Susanne Tarkowski Tempelhof (CEO, Shabakat Corporation and President, SIC Group) is a Swedish research and communications entrepreneur. She began a strategic communication company carrying out campaigns for the U.S. Military in Afghanistan, Wise Strategic Communication (WSC), and started a second company in Libya and Egypt, Shabakat Corporation, during the Arab Spring.
Serious SeaSteading has primarily been the vestige of free market pioneers, entrepreneurs looking for a freer, more open space to conduct business. An important part of that ideal is personal sovereignty: life, liberty, and property. For a giant sea-going vessel, property will be a huge issue.
Can seasteaders truly own their state-rooms, their offices, or their facilities? Those familiar with ship-board life realize the amount of maintenance that often needs to be done in order to keep a ship sound. A normal suburban neighborhood doesn’t need to manage the distribution of weight amongst the properties to ensure landworthiness and structural integrity. Obviously, heavy weight and modification restrictions will apply to property. In this light, how would a seastead be governed? It is easier to leave your neighbors to their own devices when what they own and where won’t cause you to heel or when their home modifications won’t cause your deck to buckle. A homeowners’ association is bad enough when your poorly cut lawn won’t potentially undermine the integrity of the neighborhood’s fire-fighting systems or the water-tight integrity of hull frames.

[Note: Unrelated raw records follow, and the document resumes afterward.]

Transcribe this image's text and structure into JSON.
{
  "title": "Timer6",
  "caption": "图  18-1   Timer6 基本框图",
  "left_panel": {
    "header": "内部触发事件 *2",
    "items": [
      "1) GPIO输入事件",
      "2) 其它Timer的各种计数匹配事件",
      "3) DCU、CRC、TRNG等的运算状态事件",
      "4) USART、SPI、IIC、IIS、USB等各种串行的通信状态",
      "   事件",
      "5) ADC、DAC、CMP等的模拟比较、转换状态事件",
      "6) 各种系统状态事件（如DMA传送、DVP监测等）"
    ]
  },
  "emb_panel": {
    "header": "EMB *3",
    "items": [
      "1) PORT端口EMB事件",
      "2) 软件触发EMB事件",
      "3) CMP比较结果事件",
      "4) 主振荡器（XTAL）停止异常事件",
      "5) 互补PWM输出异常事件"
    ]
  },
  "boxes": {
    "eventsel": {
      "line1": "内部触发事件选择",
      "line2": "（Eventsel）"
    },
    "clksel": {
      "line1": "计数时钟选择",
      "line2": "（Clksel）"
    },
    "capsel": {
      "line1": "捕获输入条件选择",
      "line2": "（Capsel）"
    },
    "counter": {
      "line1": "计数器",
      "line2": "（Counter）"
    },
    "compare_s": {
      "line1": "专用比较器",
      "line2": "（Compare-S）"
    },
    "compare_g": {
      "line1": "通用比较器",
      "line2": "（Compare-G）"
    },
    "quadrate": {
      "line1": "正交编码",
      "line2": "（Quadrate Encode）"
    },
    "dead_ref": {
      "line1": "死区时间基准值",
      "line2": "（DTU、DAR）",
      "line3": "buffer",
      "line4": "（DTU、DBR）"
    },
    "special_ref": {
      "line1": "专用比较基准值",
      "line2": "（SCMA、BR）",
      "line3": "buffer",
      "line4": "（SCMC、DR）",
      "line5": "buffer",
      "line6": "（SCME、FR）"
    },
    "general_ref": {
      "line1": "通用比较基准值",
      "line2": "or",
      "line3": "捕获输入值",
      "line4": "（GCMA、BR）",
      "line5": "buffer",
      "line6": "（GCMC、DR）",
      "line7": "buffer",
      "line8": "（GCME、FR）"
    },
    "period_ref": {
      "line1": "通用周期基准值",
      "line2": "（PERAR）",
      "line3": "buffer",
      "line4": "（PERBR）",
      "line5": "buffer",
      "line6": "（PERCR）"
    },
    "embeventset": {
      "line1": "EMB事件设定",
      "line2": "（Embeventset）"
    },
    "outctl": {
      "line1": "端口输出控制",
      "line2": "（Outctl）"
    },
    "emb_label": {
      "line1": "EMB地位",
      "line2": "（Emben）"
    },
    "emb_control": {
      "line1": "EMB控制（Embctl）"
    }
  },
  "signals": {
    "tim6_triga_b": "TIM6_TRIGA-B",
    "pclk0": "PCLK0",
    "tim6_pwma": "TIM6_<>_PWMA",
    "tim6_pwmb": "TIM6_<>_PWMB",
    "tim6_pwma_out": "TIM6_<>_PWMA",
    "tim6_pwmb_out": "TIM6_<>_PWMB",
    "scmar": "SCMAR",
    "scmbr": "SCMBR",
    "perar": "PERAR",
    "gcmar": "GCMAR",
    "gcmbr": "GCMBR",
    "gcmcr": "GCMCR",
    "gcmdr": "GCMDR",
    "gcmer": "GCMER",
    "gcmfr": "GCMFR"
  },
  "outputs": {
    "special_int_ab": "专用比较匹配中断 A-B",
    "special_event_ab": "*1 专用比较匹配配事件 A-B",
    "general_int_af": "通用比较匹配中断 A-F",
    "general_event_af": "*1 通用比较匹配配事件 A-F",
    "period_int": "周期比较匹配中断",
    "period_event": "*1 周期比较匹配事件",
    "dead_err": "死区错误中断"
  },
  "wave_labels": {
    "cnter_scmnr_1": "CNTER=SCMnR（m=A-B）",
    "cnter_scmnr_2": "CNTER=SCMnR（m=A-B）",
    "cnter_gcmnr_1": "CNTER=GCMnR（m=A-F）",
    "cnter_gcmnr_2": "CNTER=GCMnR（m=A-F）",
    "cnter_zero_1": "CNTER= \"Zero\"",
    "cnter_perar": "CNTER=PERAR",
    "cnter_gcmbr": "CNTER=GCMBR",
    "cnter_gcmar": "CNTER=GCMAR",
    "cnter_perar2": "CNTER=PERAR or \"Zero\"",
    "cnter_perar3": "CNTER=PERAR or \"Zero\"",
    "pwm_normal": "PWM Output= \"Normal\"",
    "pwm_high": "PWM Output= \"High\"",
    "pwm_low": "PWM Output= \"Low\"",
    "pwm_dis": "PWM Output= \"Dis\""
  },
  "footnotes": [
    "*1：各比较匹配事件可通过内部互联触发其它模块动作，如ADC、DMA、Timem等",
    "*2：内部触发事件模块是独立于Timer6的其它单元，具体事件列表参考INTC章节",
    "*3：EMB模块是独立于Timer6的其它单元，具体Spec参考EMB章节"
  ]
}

Can a seastead ever be the libertarian paradise their conceivers wish it to be? Taxes alone may be excessive due to the the constant maintenance necessary for a huge metal hull in which a whole community is living day-to-day. The wear-and-tear would be greater than on any cruise ship. Additionally, along the line of thinking about national sovereignty brought up by CDR Hodges, what happens to the citizens of a seastead during periods of necessary hull repair? Ship’s return to dry-dock in order to have critical maintenance accomplished. How would nations grant access rights to seasteaders in a maintenance period? How do the sovereignties of two nations accomodate each other when one is dry-docked in another? If certain seasteaders are not allowed off the ship while in certain ports, would they essentially become accidental prisoners? Who would accept a refugee nation if their vessel were damaged beyond repair?
The problems with seasteading reach far beyond the black-box problems of how the ship-as-whole exerts influence over it’s surroundings legally, politically, and kinetically. When one transplants a community of free-thinking individuals onto a ship for more than the temporary joys of a pleasure cruise, the constraining dictats and harrowing risks of a life at sea must set the conditions for its survival. The challenge will be building a nation that cruises without treating the community like a crew.
Matt Hipple is a surface warfare officer in the U.S. Navy. The opinions and views expressed in this post are his alone and are presented in his personal capacity. They do not necessarily represent the views of U.S. Department of Defense or the U.S. Navy.